**RECORDS TO USE:**

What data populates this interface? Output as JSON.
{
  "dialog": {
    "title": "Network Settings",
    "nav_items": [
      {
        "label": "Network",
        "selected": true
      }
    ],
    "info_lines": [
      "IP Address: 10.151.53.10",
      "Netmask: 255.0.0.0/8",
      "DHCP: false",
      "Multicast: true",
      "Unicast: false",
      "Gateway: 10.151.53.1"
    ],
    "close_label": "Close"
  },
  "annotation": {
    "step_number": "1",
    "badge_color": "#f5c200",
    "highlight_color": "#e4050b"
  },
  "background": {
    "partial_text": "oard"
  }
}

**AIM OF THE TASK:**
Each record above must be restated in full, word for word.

**ANSWER BOX:**
What data populates this interface? Output as JSON.
{
  "dialog": {
    "title": "Network Settings",
    "nav_items": [
      {
        "label": "Network",
        "selected": true
      }
    ],
    "info_lines": [
      "IP Address: 10.151.53.10",
      "Netmask: 255.0.0.0/8",
      "DHCP: false",
      "Multicast: true",
      "Unicast: false",
      "Gateway: 10.151.53.1"
    ],
    "close_label": "Close"
  },
  "annotation": {
    "step_number": "1",
    "badge_color": "#f5c200",
    "highlight_color": "#e4050b"
  },
  "background": {
    "partial_text": "oard"
  }
}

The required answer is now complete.